For space agencies, validating the medical health of candidates is considered to be the most important aspect of selection.  The medical exams are a large proportion of the overall selection process — and they can feel intensely personal or even invasive.  But they are essential because in space, where human physiology is pushed to the absolute limit, any medical issue can jeopardize the individual astronaut, the mission and the entire crew. The medical assessment aims to identify potential health risks that could affect an astronaut during a space mission.  There are no exceptions and no waivers — if you are considered medically unfit you will be excluded from the process.

Can You Influence Your Medical Assessment Results?

While there are multiple stages in the astronaut selection process where candidates can prepare and improve, the medical stage is largely seen as a factor of luck. While most details about the medical tests have been confidential in the past, there's more transparency now (1). However, the bottom line remains: while you can prepare yourself by understanding the medical expectations and requirements, it's difficult to change your medical fitness.

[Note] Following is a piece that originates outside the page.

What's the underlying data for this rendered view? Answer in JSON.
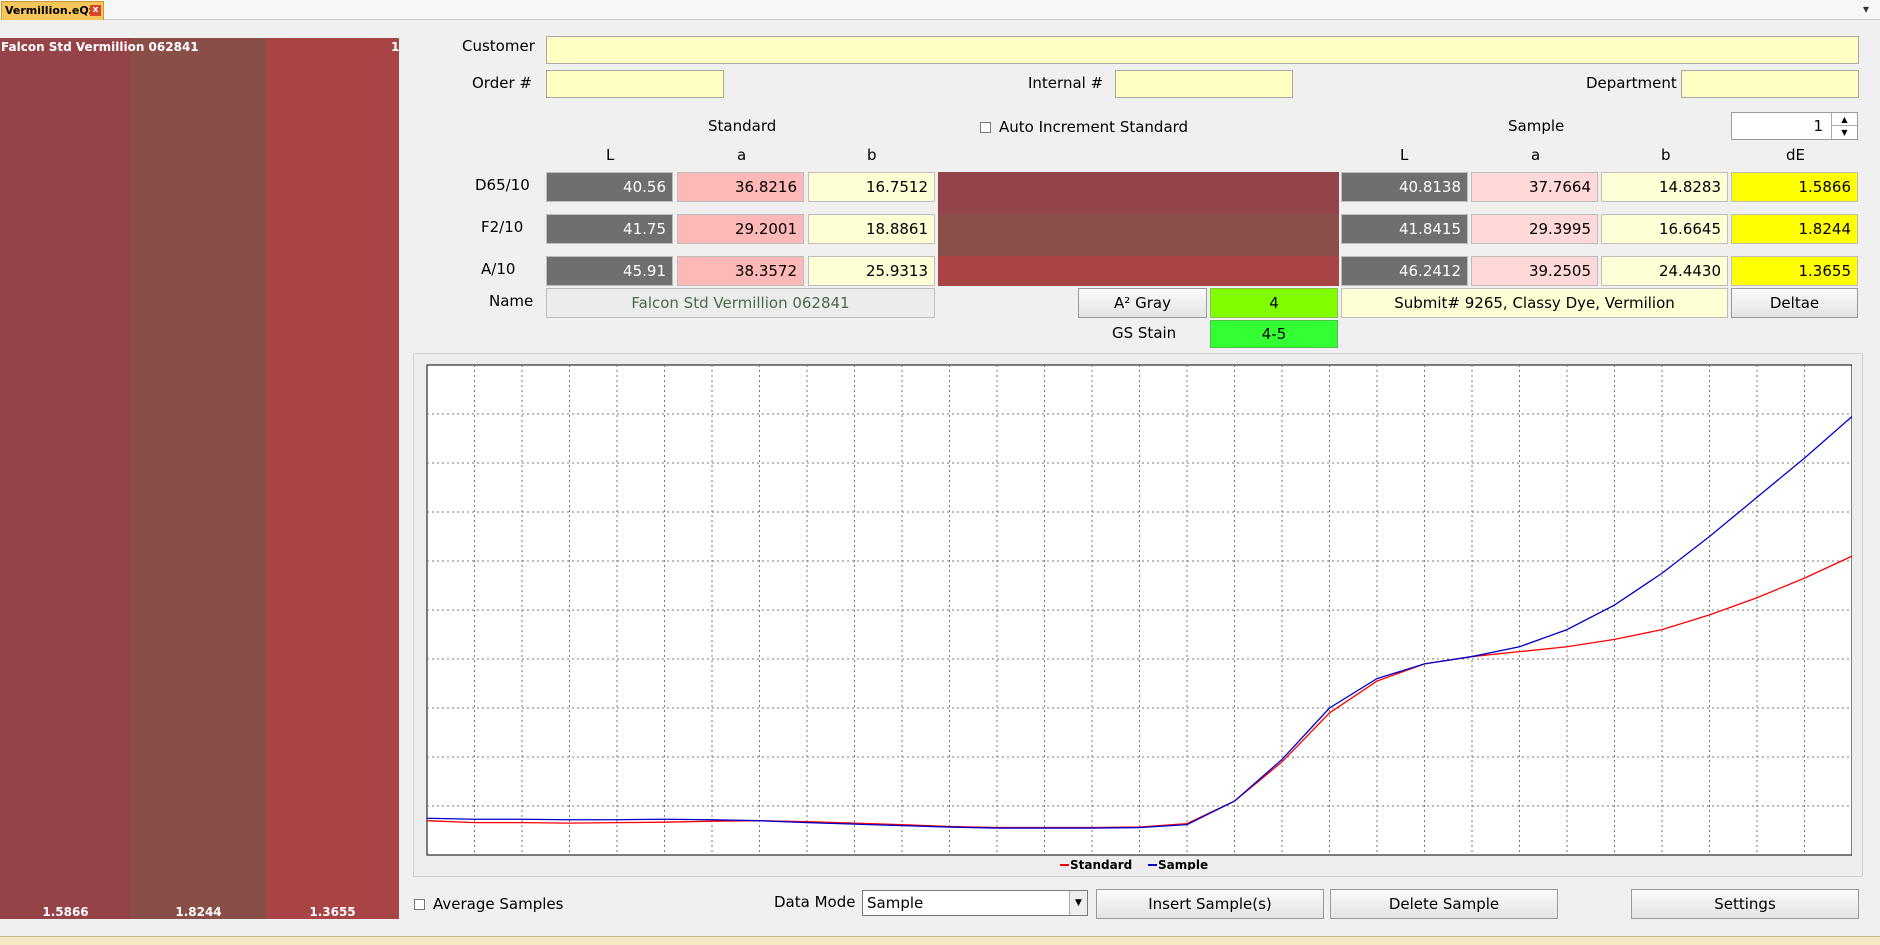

For those curious about medical checks, aviation medical licenses can offer some insight. These are globally available, and you don’t need to be a pilot to try them.  Anyone can book an assessments, undergo the tests and get a medical certificate (if all tests are passed).  In the paste, NASA have used FAA Class 2 or 3 and ESA have used EASA Class 2 as part of the initial screening process (2, 3, 4, 5).  However, it’s important to bear in mind that these are just a glimpse of what is involved — astronaut medical checks are far more exhaustive.

How Many Make the Medical Cut?

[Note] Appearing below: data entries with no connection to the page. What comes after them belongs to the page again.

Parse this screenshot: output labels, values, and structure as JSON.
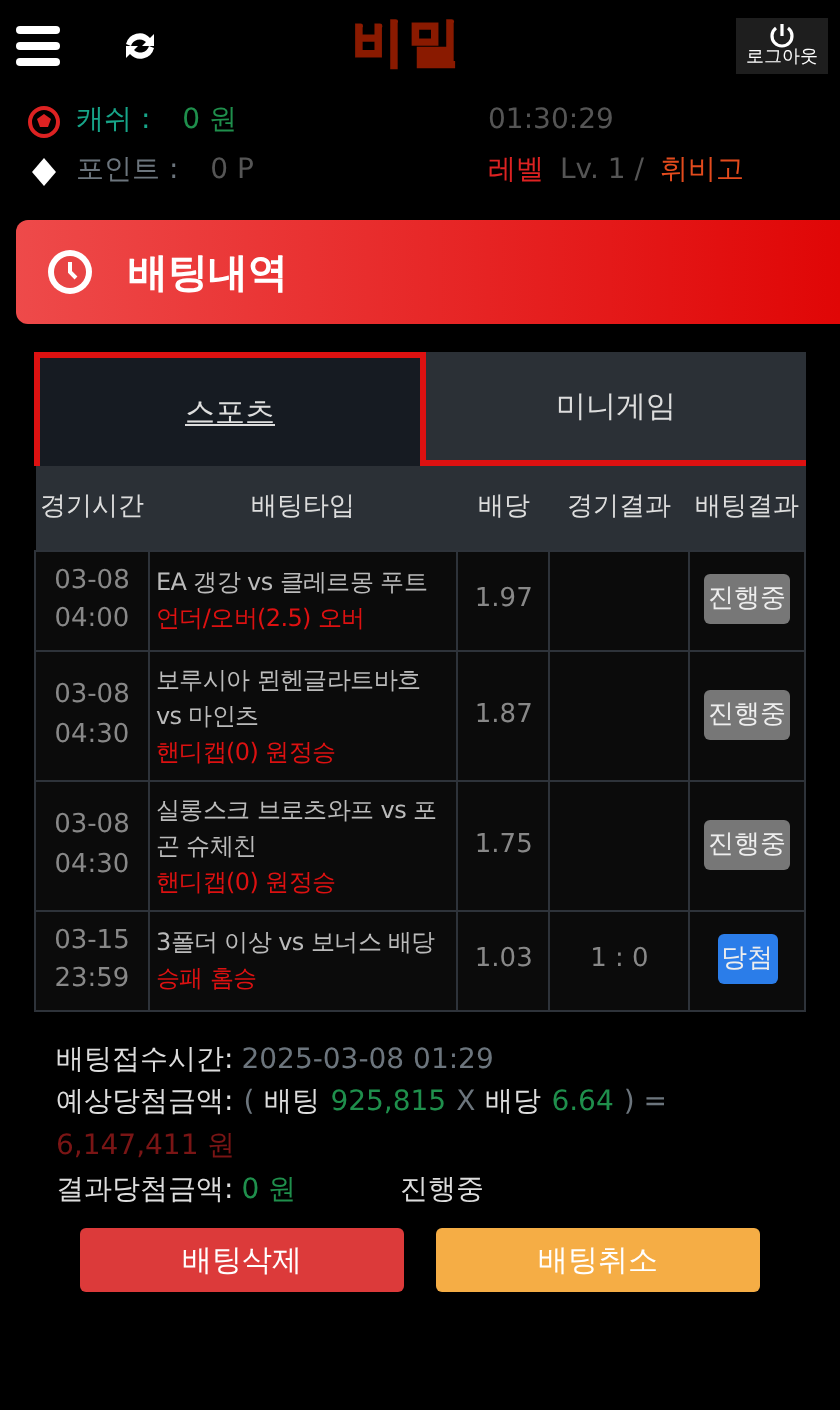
{
  "header": {
    "logo": "비밀",
    "logout": "로그아웃"
  },
  "account": {
    "cash_label": "캐쉬 :",
    "cash_value": "0 원",
    "points_label": "포인트 :",
    "points_value": "0 P",
    "time": "01:30:29",
    "level_label": "레벨",
    "level_value": "Lv. 1 /",
    "nickname": "휘비고"
  },
  "banner": {
    "title": "배팅내역"
  },
  "tabs": [
    {
      "label": "스포츠",
      "selected": true
    },
    {
      "label": "미니게임",
      "selected": false
    }
  ],
  "table": {
    "columns": [
      "경기시간",
      "배팅타입",
      "배당",
      "경기결과",
      "배팅결과"
    ],
    "rows": [
      {
        "date": "03-08",
        "time": "04:00",
        "match": "EA 갱강 vs 클레르몽 푸트",
        "bet": "언더/오버(2.5) 오버",
        "odds": "1.97",
        "status": "진행중",
        "kind": "pending"
      },
      {
        "date": "03-08",
        "time": "04:30",
        "match": "보루시아 묀헨글라트바흐 vs 마인츠",
        "bet": "핸디캡(0) 원정승",
        "odds": "1.87",
        "status": "진행중",
        "kind": "pending"
      },
      {
        "date": "03-08",
        "time": "04:30",
        "match": "실롱스크 브로츠와프 vs 포곤 슈체친",
        "bet": "핸디캡(0) 원정승",
        "odds": "1.75",
        "status": "진행중",
        "kind": "pending"
      },
      {
        "date": "03-15",
        "time": "23:59",
        "match": "3폴더 이상 vs 보너스 배당",
        "bet": "승패 홈승",
        "odds": "1.03",
        "result": "1 : 0",
        "status": "당첨",
        "kind": "won"
      }
    ]
  },
  "summary": {
    "time_label": "배팅접수시간:",
    "time_value": "2025-03-08 01:29",
    "expected_label": "예상당첨금액:",
    "open_paren": "(",
    "bet_label": "배팅",
    "bet_value": "925,815",
    "times": "X",
    "odds_label": "배당",
    "odds_value": "6.64",
    "close_paren": ") =",
    "expected_value": "6,147,411 원",
    "result_label": "결과당첨금액:",
    "result_value": "0 원",
    "state": "진행중"
  },
  "buttons": [
    {
      "label": "배팅삭제",
      "kind": "delete"
    },
    {
      "label": "배팅취소",
      "kind": "cancel"
    }
  ]
}
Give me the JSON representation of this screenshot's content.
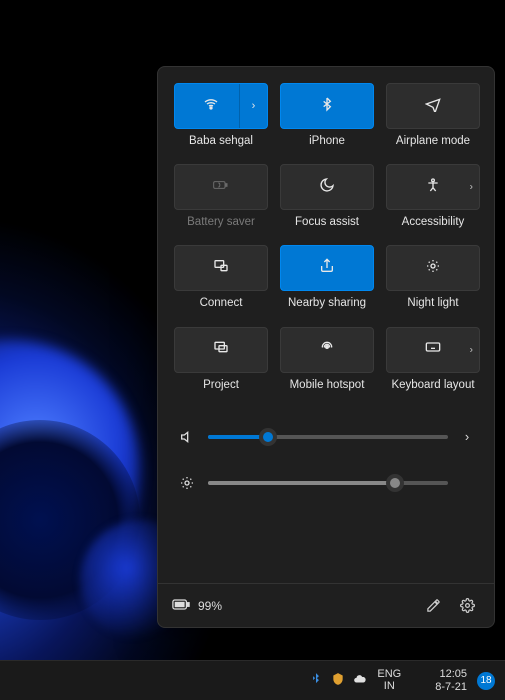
{
  "quick_settings": {
    "tiles": [
      {
        "id": "wifi",
        "label": "Baba sehgal",
        "active": true,
        "disabled": false,
        "split": true,
        "chevron": false
      },
      {
        "id": "bluetooth",
        "label": "iPhone",
        "active": true,
        "disabled": false,
        "split": false,
        "chevron": false
      },
      {
        "id": "airplane-mode",
        "label": "Airplane mode",
        "active": false,
        "disabled": false,
        "split": false,
        "chevron": false
      },
      {
        "id": "battery-saver",
        "label": "Battery saver",
        "active": false,
        "disabled": true,
        "split": false,
        "chevron": false
      },
      {
        "id": "focus-assist",
        "label": "Focus assist",
        "active": false,
        "disabled": false,
        "split": false,
        "chevron": false
      },
      {
        "id": "accessibility",
        "label": "Accessibility",
        "active": false,
        "disabled": false,
        "split": false,
        "chevron": true
      },
      {
        "id": "connect",
        "label": "Connect",
        "active": false,
        "disabled": false,
        "split": false,
        "chevron": false
      },
      {
        "id": "nearby-sharing",
        "label": "Nearby sharing",
        "active": true,
        "disabled": false,
        "split": false,
        "chevron": false
      },
      {
        "id": "night-light",
        "label": "Night light",
        "active": false,
        "disabled": false,
        "split": false,
        "chevron": false
      },
      {
        "id": "project",
        "label": "Project",
        "active": false,
        "disabled": false,
        "split": false,
        "chevron": false
      },
      {
        "id": "mobile-hotspot",
        "label": "Mobile hotspot",
        "active": false,
        "disabled": false,
        "split": false,
        "chevron": false
      },
      {
        "id": "keyboard-layout",
        "label": "Keyboard layout",
        "active": false,
        "disabled": false,
        "split": false,
        "chevron": true
      }
    ],
    "volume_percent": 25,
    "brightness_percent": 78,
    "battery_text": "99%"
  },
  "taskbar": {
    "language_line1": "ENG",
    "language_line2": "IN",
    "time": "12:05",
    "date": "8-7-21",
    "notification_count": "18"
  }
}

A typical failure rate for medical selection is between 15 to 40%, although less than that may pass that stage of selection.  For example, ESA had a stage dedicated solely to medical assessments where about 80 applicants entered the stage, but only 40 progressed (6).  However, since some agencies, like NASA and the Canadian Space Agency, combine medical assessments with other tests, it's hard to pinpoint exactly how many applicants fail purely on medical grounds.

When Do Medical Assessments Occur?

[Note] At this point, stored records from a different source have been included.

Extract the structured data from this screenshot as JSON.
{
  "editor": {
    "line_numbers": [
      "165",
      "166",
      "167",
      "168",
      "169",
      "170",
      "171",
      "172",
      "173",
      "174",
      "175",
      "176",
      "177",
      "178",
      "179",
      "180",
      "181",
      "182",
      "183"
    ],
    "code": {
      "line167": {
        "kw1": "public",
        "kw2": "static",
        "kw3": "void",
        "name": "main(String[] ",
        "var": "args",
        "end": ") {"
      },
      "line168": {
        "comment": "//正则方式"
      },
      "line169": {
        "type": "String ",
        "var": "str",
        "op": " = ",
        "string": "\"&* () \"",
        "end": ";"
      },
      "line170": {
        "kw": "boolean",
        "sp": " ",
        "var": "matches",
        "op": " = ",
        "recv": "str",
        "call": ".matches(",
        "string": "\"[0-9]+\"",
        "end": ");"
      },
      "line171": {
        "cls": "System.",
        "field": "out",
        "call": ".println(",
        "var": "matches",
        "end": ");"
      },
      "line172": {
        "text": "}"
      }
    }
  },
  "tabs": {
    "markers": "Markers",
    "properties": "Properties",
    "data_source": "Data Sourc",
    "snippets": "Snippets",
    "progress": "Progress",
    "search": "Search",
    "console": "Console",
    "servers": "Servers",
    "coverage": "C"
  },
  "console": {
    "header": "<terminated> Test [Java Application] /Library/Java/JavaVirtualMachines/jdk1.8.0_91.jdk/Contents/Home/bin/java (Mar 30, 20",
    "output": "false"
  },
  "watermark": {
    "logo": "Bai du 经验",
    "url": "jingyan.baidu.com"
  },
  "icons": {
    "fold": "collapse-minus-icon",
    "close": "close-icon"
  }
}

The timing varies between space agencies. Given the high costs and in-depth nature of these medical evaluations, they often take place in the later stages of the selection process.  Many agencies also feel ethically obliged to only put very highly qualified candidates through the rigorous and highly personal medical exams.  Here's a quick snapshot:

  • ESA: Start with a basic medical check when applying, followed by a comprehensive evaluation in Stage 3.
  • NASA: Medical evaluations begin in Stage 1, with a complete screening in Stage 3.
  • Canadian Space Agency (CSA): The process starts with an initial medical check in Stage 1, then additional tests in Stages 2 and 4.
  • ROSCOSMOS: Applicants submit medical documentation when applying, with a medical panel review in Stage 2.

More details

For a full breakdown of all the tests involved for NASA applicants, check out the article on NASA’s medical standards.  For more information on the stages of selection for the major space agencies, check out Stages in Selection: How Top Space Agencies Pick Their Astronauts


  1. NASA Astronaut Medical Standards
  2. NASA request for medical
  3. Federal Aviation Administration (FAA) medical standards
  4. ESA Astronaut handbook
  5. EASA Class 2 Medical Standards
  6. ESA astronaut selection stages (2008-09)